Task prompt —
Repeat the data below exactly, with every entry included.

....................

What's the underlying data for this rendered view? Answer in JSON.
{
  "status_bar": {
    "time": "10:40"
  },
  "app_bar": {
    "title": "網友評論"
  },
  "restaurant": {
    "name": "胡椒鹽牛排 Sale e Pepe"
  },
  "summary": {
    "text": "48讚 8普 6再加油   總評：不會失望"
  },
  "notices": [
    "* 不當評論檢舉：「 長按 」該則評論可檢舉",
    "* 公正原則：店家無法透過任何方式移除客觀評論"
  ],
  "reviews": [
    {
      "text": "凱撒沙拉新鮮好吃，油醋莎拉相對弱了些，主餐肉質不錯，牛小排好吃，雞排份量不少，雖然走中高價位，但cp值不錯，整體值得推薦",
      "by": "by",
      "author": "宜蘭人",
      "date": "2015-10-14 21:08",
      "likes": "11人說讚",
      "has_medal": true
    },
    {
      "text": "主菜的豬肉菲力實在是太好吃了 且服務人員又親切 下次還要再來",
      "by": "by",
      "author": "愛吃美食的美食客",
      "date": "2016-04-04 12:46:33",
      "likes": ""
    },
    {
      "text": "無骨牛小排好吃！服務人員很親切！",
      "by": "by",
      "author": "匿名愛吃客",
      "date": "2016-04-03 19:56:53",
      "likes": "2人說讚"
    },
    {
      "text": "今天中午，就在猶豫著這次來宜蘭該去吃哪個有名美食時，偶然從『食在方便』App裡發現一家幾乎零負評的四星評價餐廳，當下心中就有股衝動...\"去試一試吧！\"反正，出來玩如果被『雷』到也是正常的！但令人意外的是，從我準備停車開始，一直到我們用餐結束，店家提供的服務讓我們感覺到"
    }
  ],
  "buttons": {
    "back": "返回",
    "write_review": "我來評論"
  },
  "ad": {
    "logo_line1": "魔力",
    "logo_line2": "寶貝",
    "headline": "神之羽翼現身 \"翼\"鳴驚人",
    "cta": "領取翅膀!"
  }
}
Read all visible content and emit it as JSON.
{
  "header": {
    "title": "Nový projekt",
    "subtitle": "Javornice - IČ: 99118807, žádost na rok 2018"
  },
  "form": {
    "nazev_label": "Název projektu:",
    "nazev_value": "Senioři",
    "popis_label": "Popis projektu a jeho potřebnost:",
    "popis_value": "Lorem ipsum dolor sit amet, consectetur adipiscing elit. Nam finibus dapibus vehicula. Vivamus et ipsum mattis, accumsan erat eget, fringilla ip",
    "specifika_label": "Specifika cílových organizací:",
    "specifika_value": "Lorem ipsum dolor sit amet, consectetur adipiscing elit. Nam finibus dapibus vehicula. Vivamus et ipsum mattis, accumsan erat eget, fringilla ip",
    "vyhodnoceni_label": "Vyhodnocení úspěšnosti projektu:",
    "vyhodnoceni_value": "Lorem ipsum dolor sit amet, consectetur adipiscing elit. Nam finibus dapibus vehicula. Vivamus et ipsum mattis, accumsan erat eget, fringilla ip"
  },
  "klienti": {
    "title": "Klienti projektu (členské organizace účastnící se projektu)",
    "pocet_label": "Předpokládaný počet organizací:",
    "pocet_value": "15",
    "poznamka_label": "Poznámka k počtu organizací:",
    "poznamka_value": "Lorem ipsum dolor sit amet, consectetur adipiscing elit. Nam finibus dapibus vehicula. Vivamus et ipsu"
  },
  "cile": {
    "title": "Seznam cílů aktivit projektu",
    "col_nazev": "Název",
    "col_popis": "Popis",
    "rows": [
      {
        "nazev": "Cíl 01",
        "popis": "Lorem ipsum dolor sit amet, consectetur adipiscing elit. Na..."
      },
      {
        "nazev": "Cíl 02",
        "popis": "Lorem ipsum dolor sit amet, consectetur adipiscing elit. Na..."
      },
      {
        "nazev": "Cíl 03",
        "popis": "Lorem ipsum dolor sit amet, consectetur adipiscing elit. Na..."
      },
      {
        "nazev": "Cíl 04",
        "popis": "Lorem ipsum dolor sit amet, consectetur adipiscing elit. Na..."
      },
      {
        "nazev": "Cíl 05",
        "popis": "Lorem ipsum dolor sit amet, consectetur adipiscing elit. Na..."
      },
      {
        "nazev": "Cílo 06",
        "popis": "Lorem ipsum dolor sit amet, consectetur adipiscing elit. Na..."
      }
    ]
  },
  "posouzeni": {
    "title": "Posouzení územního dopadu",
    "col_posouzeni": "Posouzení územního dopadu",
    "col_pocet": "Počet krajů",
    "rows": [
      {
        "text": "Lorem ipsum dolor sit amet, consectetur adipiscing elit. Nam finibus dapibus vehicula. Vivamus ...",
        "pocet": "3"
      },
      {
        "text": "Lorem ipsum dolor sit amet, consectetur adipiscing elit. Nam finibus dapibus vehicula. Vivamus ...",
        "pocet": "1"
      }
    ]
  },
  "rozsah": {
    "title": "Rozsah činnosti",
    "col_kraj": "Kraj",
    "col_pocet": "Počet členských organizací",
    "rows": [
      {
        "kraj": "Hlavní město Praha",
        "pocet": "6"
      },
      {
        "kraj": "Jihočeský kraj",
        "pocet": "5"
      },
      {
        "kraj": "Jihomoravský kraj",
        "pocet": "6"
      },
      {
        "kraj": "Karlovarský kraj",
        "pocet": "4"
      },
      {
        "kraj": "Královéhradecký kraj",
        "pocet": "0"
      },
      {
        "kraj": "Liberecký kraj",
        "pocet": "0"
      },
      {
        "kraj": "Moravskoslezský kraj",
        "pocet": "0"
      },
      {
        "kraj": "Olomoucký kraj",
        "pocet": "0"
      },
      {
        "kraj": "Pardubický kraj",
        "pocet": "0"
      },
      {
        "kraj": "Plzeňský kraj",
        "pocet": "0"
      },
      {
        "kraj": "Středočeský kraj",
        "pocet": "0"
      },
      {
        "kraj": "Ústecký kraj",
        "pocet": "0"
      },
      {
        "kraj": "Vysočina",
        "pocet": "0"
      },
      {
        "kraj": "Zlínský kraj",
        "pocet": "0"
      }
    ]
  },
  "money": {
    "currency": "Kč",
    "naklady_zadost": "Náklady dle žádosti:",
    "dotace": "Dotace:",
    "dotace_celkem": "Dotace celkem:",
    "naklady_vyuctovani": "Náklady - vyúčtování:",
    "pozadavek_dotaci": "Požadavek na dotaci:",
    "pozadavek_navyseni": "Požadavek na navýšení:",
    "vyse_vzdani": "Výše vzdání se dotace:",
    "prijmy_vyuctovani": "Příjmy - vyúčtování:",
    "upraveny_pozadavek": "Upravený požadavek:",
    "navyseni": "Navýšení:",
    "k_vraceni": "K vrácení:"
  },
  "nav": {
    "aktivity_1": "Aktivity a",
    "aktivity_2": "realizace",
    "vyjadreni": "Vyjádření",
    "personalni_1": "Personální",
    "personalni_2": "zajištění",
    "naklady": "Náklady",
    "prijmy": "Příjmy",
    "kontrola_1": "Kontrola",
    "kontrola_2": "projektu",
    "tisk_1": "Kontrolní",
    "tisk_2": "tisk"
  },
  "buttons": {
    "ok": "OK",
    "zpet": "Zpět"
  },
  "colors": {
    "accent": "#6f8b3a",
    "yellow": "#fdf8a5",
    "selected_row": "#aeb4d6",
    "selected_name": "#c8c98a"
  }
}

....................

Answer section —
What's the underlying data for this rendered view? Answer in JSON.
{
  "status_bar": {
    "time": "10:40"
  },
  "app_bar": {
    "title": "網友評論"
  },
  "restaurant": {
    "name": "胡椒鹽牛排 Sale e Pepe"
  },
  "summary": {
    "text": "48讚 8普 6再加油   總評：不會失望"
  },
  "notices": [
    "* 不當評論檢舉：「 長按 」該則評論可檢舉",
    "* 公正原則：店家無法透過任何方式移除客觀評論"
  ],
  "reviews": [
    {
      "text": "凱撒沙拉新鮮好吃，油醋莎拉相對弱了些，主餐肉質不錯，牛小排好吃，雞排份量不少，雖然走中高價位，但cp值不錯，整體值得推薦",
      "by": "by",
      "author": "宜蘭人",
      "date": "2015-10-14 21:08",
      "likes": "11人說讚",
      "has_medal": true
    },
    {
      "text": "主菜的豬肉菲力實在是太好吃了 且服務人員又親切 下次還要再來",
      "by": "by",
      "author": "愛吃美食的美食客",
      "date": "2016-04-04 12:46:33",
      "likes": ""
    },
    {
      "text": "無骨牛小排好吃！服務人員很親切！",
      "by": "by",
      "author": "匿名愛吃客",
      "date": "2016-04-03 19:56:53",
      "likes": "2人說讚"
    },
    {
      "text": "今天中午，就在猶豫著這次來宜蘭該去吃哪個有名美食時，偶然從『食在方便』App裡發現一家幾乎零負評的四星評價餐廳，當下心中就有股衝動...\"去試一試吧！\"反正，出來玩如果被『雷』到也是正常的！但令人意外的是，從我準備停車開始，一直到我們用餐結束，店家提供的服務讓我們感覺到"
    }
  ],
  "buttons": {
    "back": "返回",
    "write_review": "我來評論"
  },
  "ad": {
    "logo_line1": "魔力",
    "logo_line2": "寶貝",
    "headline": "神之羽翼現身 \"翼\"鳴驚人",
    "cta": "領取翅膀!"
  }
}
Read all visible content and emit it as JSON.
{
  "header": {
    "title": "Nový projekt",
    "subtitle": "Javornice - IČ: 99118807, žádost na rok 2018"
  },
  "form": {
    "nazev_label": "Název projektu:",
    "nazev_value": "Senioři",
    "popis_label": "Popis projektu a jeho potřebnost:",
    "popis_value": "Lorem ipsum dolor sit amet, consectetur adipiscing elit. Nam finibus dapibus vehicula. Vivamus et ipsum mattis, accumsan erat eget, fringilla ip",
    "specifika_label": "Specifika cílových organizací:",
    "specifika_value": "Lorem ipsum dolor sit amet, consectetur adipiscing elit. Nam finibus dapibus vehicula. Vivamus et ipsum mattis, accumsan erat eget, fringilla ip",
    "vyhodnoceni_label": "Vyhodnocení úspěšnosti projektu:",
    "vyhodnoceni_value": "Lorem ipsum dolor sit amet, consectetur adipiscing elit. Nam finibus dapibus vehicula. Vivamus et ipsum mattis, accumsan erat eget, fringilla ip"
  },
  "klienti": {
    "title": "Klienti projektu (členské organizace účastnící se projektu)",
    "pocet_label": "Předpokládaný počet organizací:",
    "pocet_value": "15",
    "poznamka_label": "Poznámka k počtu organizací:",
    "poznamka_value": "Lorem ipsum dolor sit amet, consectetur adipiscing elit. Nam finibus dapibus vehicula. Vivamus et ipsu"
  },
  "cile": {
    "title": "Seznam cílů aktivit projektu",
    "col_nazev": "Název",
    "col_popis": "Popis",
    "rows": [
      {
        "nazev": "Cíl 01",
        "popis": "Lorem ipsum dolor sit amet, consectetur adipiscing elit. Na..."
      },
      {
        "nazev": "Cíl 02",
        "popis": "Lorem ipsum dolor sit amet, consectetur adipiscing elit. Na..."
      },
      {
        "nazev": "Cíl 03",
        "popis": "Lorem ipsum dolor sit amet, consectetur adipiscing elit. Na..."
      },
      {
        "nazev": "Cíl 04",
        "popis": "Lorem ipsum dolor sit amet, consectetur adipiscing elit. Na..."
      },
      {
        "nazev": "Cíl 05",
        "popis": "Lorem ipsum dolor sit amet, consectetur adipiscing elit. Na..."
      },
      {
        "nazev": "Cílo 06",
        "popis": "Lorem ipsum dolor sit amet, consectetur adipiscing elit. Na..."
      }
    ]
  },
  "posouzeni": {
    "title": "Posouzení územního dopadu",
    "col_posouzeni": "Posouzení územního dopadu",
    "col_pocet": "Počet krajů",
    "rows": [
      {
        "text": "Lorem ipsum dolor sit amet, consectetur adipiscing elit. Nam finibus dapibus vehicula. Vivamus ...",
        "pocet": "3"
      },
      {
        "text": "Lorem ipsum dolor sit amet, consectetur adipiscing elit. Nam finibus dapibus vehicula. Vivamus ...",
        "pocet": "1"
      }
    ]
  },
  "rozsah": {
    "title": "Rozsah činnosti",
    "col_kraj": "Kraj",
    "col_pocet": "Počet členských organizací",
    "rows": [
      {
        "kraj": "Hlavní město Praha",
        "pocet": "6"
      },
      {
        "kraj": "Jihočeský kraj",
        "pocet": "5"
      },
      {
        "kraj": "Jihomoravský kraj",
        "pocet": "6"
      },
      {
        "kraj": "Karlovarský kraj",
        "pocet": "4"
      },
      {
        "kraj": "Královéhradecký kraj",
        "pocet": "0"
      },
      {
        "kraj": "Liberecký kraj",
        "pocet": "0"
      },
      {
        "kraj": "Moravskoslezský kraj",
        "pocet": "0"
      },
      {
        "kraj": "Olomoucký kraj",
        "pocet": "0"
      },
      {
        "kraj": "Pardubický kraj",
        "pocet": "0"
      },
      {
        "kraj": "Plzeňský kraj",
        "pocet": "0"
      },
      {
        "kraj": "Středočeský kraj",
        "pocet": "0"
      },
      {
        "kraj": "Ústecký kraj",
        "pocet": "0"
      },
      {
        "kraj": "Vysočina",
        "pocet": "0"
      },
      {
        "kraj": "Zlínský kraj",
        "pocet": "0"
      }
    ]
  },
  "money": {
    "currency": "Kč",
    "naklady_zadost": "Náklady dle žádosti:",
    "dotace": "Dotace:",
    "dotace_celkem": "Dotace celkem:",
    "naklady_vyuctovani": "Náklady - vyúčtování:",
    "pozadavek_dotaci": "Požadavek na dotaci:",
    "pozadavek_navyseni": "Požadavek na navýšení:",
    "vyse_vzdani": "Výše vzdání se dotace:",
    "prijmy_vyuctovani": "Příjmy - vyúčtování:",
    "upraveny_pozadavek": "Upravený požadavek:",
    "navyseni": "Navýšení:",
    "k_vraceni": "K vrácení:"
  },
  "nav": {
    "aktivity_1": "Aktivity a",
    "aktivity_2": "realizace",
    "vyjadreni": "Vyjádření",
    "personalni_1": "Personální",
    "personalni_2": "zajištění",
    "naklady": "Náklady",
    "prijmy": "Příjmy",
    "kontrola_1": "Kontrola",
    "kontrola_2": "projektu",
    "tisk_1": "Kontrolní",
    "tisk_2": "tisk"
  },
  "buttons": {
    "ok": "OK",
    "zpet": "Zpět"
  },
  "colors": {
    "accent": "#6f8b3a",
    "yellow": "#fdf8a5",
    "selected_row": "#aeb4d6",
    "selected_name": "#c8c98a"
  }
}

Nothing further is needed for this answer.